Tuesday, June 20, 2006

And Here We Are

Report: U.S. activates missile defense system (2006)

The United States has moved its ground-based interceptor missile defense system from test mode to operational amid concerns over an expected North Korean missile launch, a U.S. defense official said Tuesday.

The U.S. defense official, speaking on condition of anonymity, confirmed a Washington Times report that the Pentagon has activated its missile defense system, which has been in the developmental stage for years.

Britain backs U.S. missile shield (2003)

The system, dubbed "Son of Star Wars" after an initiative pioneered by former U.S. President Ronald Reagan, depends on intercepting an incoming missile with another missile.

North Korea warned on Wednesday that it was ready to take more "defensive" measures against the U.S. that would go beyond its decision last week to quit a global treaty preventing the spread of atomic weapons.

Hoon said if Pyongyang ended its flight test ban it could test a missile with the potential to reach Europe within weeks.

U.S. quits ABM treaty (2001)

President Bush said Thursday the United States has notified Russia that it intends to pull out of the 1972 Anti-Ballistic Missile Treaty, starting a six-month timetable for withdrawal and opening the way for the creation of an anti-missile defense system.

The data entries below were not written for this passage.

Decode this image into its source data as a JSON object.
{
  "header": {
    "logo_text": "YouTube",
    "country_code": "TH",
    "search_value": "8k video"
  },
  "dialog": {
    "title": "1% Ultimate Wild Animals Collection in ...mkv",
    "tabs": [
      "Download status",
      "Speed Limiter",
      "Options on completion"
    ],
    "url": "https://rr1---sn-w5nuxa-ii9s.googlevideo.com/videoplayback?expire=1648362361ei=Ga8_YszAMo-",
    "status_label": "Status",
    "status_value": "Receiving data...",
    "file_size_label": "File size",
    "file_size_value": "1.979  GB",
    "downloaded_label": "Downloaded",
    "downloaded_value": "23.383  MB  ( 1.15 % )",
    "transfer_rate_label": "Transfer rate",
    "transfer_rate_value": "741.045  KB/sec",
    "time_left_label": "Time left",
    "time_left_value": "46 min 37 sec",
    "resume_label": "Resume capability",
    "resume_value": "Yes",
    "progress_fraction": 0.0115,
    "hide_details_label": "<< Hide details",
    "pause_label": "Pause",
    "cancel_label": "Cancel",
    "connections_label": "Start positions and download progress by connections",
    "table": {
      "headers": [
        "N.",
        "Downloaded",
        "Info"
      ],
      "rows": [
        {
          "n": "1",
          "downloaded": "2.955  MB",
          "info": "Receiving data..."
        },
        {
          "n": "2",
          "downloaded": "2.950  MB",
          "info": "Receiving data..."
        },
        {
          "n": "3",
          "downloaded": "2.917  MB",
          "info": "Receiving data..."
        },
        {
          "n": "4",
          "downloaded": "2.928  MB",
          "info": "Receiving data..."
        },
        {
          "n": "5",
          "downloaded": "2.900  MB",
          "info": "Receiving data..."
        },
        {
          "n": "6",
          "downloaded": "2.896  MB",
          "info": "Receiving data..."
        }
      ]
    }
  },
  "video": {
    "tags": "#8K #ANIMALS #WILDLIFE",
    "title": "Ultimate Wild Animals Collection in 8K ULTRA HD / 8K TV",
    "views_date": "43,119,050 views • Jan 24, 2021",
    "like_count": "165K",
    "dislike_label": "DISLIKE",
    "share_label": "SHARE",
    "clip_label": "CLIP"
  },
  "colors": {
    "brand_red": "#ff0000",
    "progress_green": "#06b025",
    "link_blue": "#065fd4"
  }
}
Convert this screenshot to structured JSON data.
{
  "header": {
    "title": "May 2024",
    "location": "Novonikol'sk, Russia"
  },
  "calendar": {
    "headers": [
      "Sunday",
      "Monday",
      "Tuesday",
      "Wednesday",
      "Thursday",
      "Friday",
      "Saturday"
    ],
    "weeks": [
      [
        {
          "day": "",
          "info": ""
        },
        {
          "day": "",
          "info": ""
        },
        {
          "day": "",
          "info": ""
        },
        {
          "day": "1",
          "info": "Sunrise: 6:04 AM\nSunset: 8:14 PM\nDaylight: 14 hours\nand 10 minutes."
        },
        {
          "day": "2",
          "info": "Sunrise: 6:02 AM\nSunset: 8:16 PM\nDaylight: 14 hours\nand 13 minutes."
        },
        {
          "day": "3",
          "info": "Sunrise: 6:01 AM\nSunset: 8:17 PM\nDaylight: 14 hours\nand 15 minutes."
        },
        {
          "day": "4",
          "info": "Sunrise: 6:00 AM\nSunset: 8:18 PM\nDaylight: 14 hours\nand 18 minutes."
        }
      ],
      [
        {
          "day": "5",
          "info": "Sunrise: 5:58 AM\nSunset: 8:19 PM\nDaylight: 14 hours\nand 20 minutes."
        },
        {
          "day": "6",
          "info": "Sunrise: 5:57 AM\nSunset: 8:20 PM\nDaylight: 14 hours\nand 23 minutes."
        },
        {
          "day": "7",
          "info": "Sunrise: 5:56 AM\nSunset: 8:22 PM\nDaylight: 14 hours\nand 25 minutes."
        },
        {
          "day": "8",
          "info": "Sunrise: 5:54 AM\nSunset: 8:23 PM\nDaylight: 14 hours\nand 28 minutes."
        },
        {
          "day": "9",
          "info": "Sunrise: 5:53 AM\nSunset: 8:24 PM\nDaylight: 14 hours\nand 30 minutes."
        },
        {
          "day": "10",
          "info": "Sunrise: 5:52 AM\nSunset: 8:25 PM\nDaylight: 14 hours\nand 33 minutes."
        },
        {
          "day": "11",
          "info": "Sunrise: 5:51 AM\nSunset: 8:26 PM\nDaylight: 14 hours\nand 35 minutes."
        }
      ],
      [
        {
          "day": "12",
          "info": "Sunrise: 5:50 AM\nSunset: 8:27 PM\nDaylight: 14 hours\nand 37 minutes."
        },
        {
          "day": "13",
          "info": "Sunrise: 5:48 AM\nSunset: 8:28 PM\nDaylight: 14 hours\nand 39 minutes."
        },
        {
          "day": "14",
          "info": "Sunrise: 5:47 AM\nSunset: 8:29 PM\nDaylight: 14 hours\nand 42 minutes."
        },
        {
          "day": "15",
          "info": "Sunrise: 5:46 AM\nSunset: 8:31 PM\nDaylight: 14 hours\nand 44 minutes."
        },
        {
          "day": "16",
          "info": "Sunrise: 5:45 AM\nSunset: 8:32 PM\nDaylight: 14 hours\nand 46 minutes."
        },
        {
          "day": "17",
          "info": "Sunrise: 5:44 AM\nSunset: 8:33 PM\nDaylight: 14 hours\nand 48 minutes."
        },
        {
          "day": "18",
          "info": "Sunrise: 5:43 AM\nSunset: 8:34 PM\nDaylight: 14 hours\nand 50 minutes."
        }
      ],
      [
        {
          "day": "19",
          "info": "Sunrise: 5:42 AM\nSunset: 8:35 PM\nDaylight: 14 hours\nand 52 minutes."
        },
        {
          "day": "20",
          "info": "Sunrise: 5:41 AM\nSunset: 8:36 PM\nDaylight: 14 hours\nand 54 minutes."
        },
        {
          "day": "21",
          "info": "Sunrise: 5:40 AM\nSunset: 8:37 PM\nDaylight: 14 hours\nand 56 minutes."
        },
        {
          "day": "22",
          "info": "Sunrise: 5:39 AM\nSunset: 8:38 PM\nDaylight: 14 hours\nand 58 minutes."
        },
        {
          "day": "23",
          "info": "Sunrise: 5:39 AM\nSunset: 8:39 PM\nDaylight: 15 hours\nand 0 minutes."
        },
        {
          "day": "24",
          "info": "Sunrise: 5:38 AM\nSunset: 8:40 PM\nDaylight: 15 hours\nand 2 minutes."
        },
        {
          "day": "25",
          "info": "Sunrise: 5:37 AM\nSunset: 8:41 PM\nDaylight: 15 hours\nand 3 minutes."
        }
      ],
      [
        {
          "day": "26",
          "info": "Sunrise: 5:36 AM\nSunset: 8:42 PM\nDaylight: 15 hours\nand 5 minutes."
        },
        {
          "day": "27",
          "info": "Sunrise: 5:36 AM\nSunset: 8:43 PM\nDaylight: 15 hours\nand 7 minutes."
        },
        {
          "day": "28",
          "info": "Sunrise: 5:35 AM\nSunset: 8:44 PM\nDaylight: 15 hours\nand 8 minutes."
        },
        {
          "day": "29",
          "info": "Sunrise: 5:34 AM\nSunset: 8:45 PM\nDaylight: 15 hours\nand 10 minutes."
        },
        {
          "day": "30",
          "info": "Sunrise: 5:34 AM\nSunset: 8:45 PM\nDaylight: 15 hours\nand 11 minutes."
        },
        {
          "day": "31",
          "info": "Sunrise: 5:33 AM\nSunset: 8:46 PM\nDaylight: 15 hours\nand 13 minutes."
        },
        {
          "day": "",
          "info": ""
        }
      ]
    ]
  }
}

Congressional Democrats greeted the news with skepticism. Some called Bush's plan a misguided and poorly timed decision.

Daschle said he was concerned withdrawal from the ABM treaty could "rupture relations with key countries around the world," and raises serious questions about future arms races involving other countries.

Biden later called Bush's priorities "out of whack." He said America should be more worried about terrorists with weapons of mass destruction than countries with long-range ballistic missiles.

Reagan-Gorbachev Summit Talks Collapse as Deadlock on SDI Wipes Out Other Gains (1986)

But Reagan was defiant when he discussed SDI, which he has called a "peace shield" that will someday protect civilian populations from nuclear destruction.

"While both sides seek reduction in the number of nuclear missiles and warheads threatening the world, the Soviet Union insisted that we sign an agreement that would deny to me and to future presidents for 10 years the right to develop, test and deploy a defense against nuclear missiles for the people of the free world," Reagan said. "This we could not and would not do."

Republicans should learn to take a little credit from time to time.